## Problem requirements
Return the data verbatim, without pictures.

Element data from apps and pages:
= = = =

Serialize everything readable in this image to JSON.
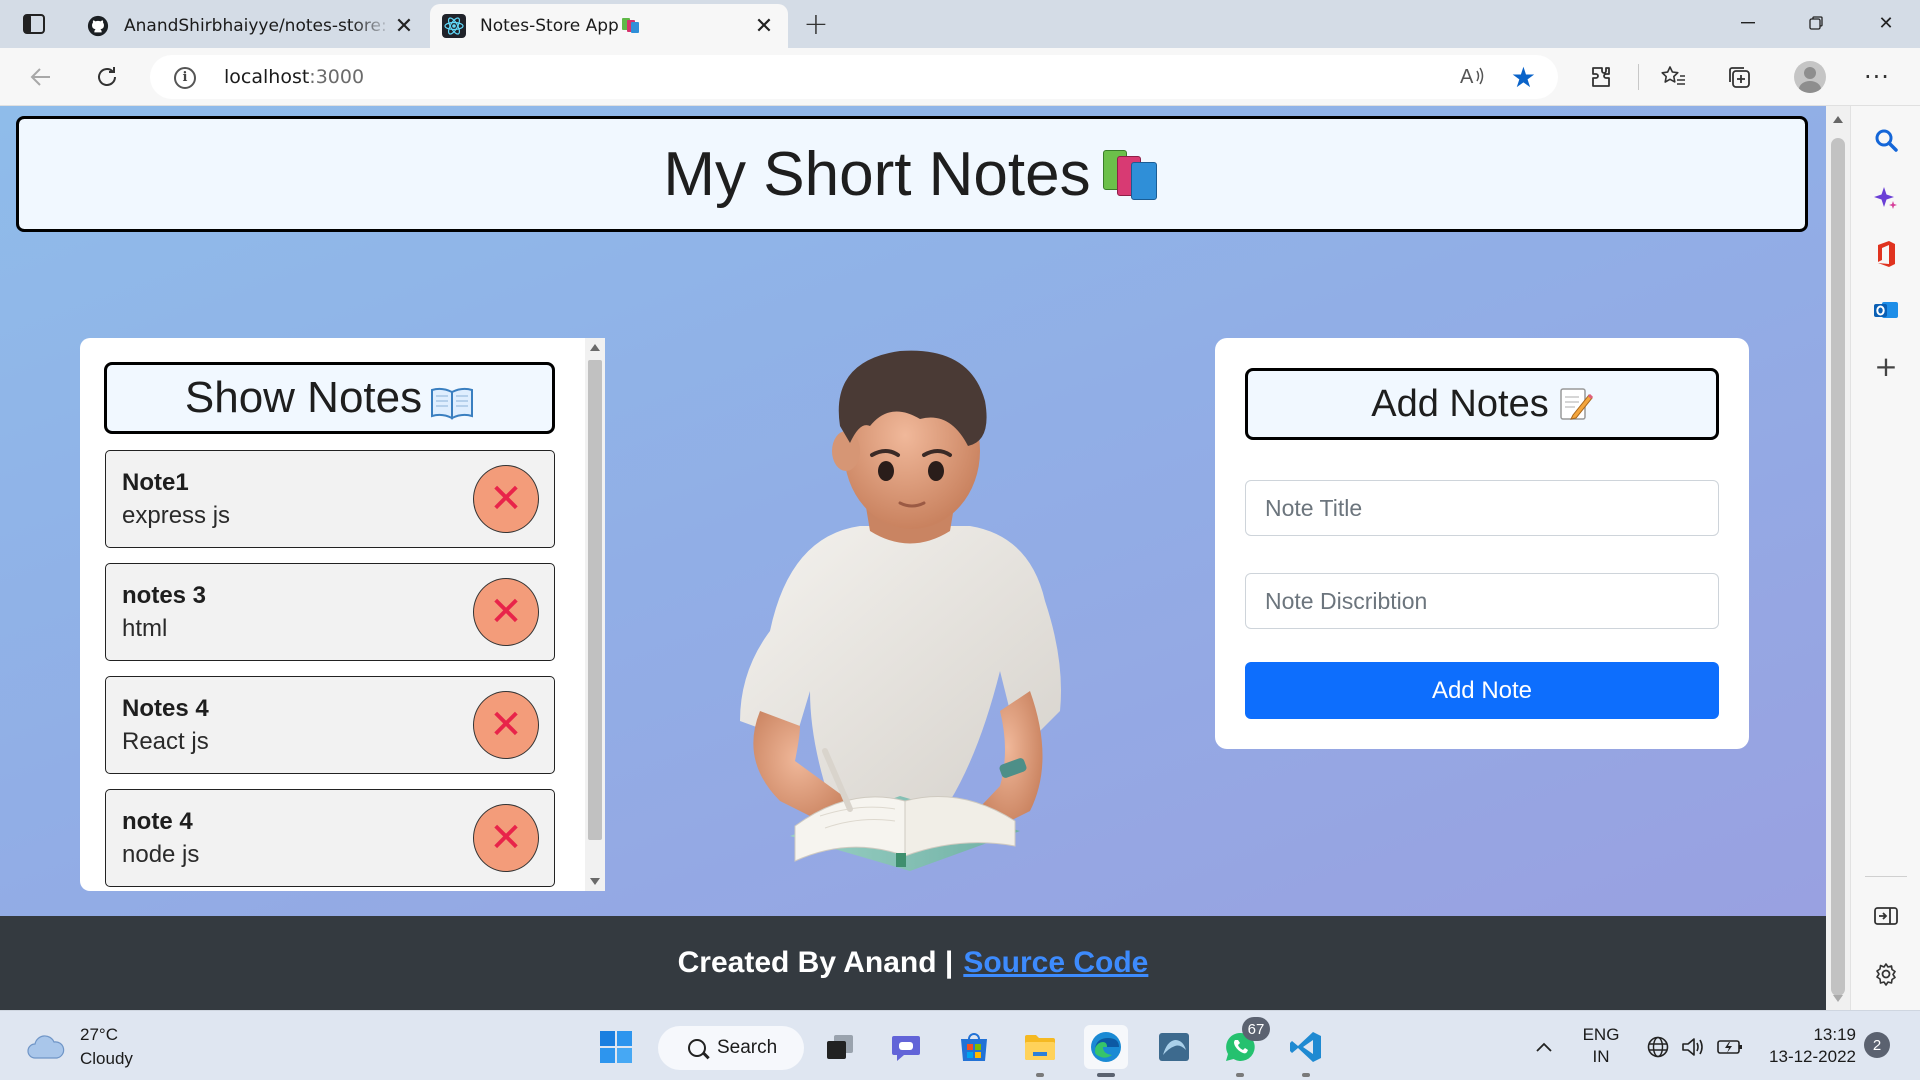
{
  "browser": {
    "tabs": [
      {
        "title": "AnandShirbhaiyye/notes-store: n",
        "favicon": "github-icon",
        "active": false
      },
      {
        "title": "Notes-Store App",
        "favicon": "react-icon",
        "active": true
      }
    ],
    "address": {
      "host": "localhost",
      "port": ":3000"
    },
    "read_aloud_label": "A ̩⁴"
  },
  "page": {
    "header_title": "My Short Notes",
    "show_notes": {
      "heading": "Show Notes",
      "notes": [
        {
          "title": "Note1",
          "description": "express js"
        },
        {
          "title": "notes 3",
          "description": "html"
        },
        {
          "title": "Notes 4",
          "description": "React js"
        },
        {
          "title": "note 4",
          "description": "node js"
        }
      ],
      "delete_glyph": "✕"
    },
    "add_notes": {
      "heading": "Add Notes",
      "title_placeholder": "Note Title",
      "desc_placeholder": "Note Discribtion",
      "button_label": "Add Note"
    },
    "footer": {
      "text": "Created By Anand |",
      "link_text": "Source Code"
    }
  },
  "taskbar": {
    "weather": {
      "temp": "27°C",
      "condition": "Cloudy"
    },
    "search_label": "Search",
    "whatsapp_badge": "67",
    "language": {
      "line1": "ENG",
      "line2": "IN"
    },
    "clock": {
      "time": "13:19",
      "date": "13-12-2022"
    },
    "notification_count": "2"
  },
  "colors": {
    "page_gradient_start": "#8fbcea",
    "page_gradient_end": "#9a9fe0",
    "primary_button": "#0d6efd",
    "footer_bg": "#343a40",
    "delete_button": "#f39c7a",
    "delete_x": "#e8244a"
  }
}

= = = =

## Answer space
Serialize everything readable in this image to JSON.
{
  "browser": {
    "tabs": [
      {
        "title": "AnandShirbhaiyye/notes-store: n",
        "favicon": "github-icon",
        "active": false
      },
      {
        "title": "Notes-Store App",
        "favicon": "react-icon",
        "active": true
      }
    ],
    "address": {
      "host": "localhost",
      "port": ":3000"
    },
    "read_aloud_label": "A ̩⁴"
  },
  "page": {
    "header_title": "My Short Notes",
    "show_notes": {
      "heading": "Show Notes",
      "notes": [
        {
          "title": "Note1",
          "description": "express js"
        },
        {
          "title": "notes 3",
          "description": "html"
        },
        {
          "title": "Notes 4",
          "description": "React js"
        },
        {
          "title": "note 4",
          "description": "node js"
        }
      ],
      "delete_glyph": "✕"
    },
    "add_notes": {
      "heading": "Add Notes",
      "title_placeholder": "Note Title",
      "desc_placeholder": "Note Discribtion",
      "button_label": "Add Note"
    },
    "footer": {
      "text": "Created By Anand |",
      "link_text": "Source Code"
    }
  },
  "taskbar": {
    "weather": {
      "temp": "27°C",
      "condition": "Cloudy"
    },
    "search_label": "Search",
    "whatsapp_badge": "67",
    "language": {
      "line1": "ENG",
      "line2": "IN"
    },
    "clock": {
      "time": "13:19",
      "date": "13-12-2022"
    },
    "notification_count": "2"
  },
  "colors": {
    "page_gradient_start": "#8fbcea",
    "page_gradient_end": "#9a9fe0",
    "primary_button": "#0d6efd",
    "footer_bg": "#343a40",
    "delete_button": "#f39c7a",
    "delete_x": "#e8244a"
  }
}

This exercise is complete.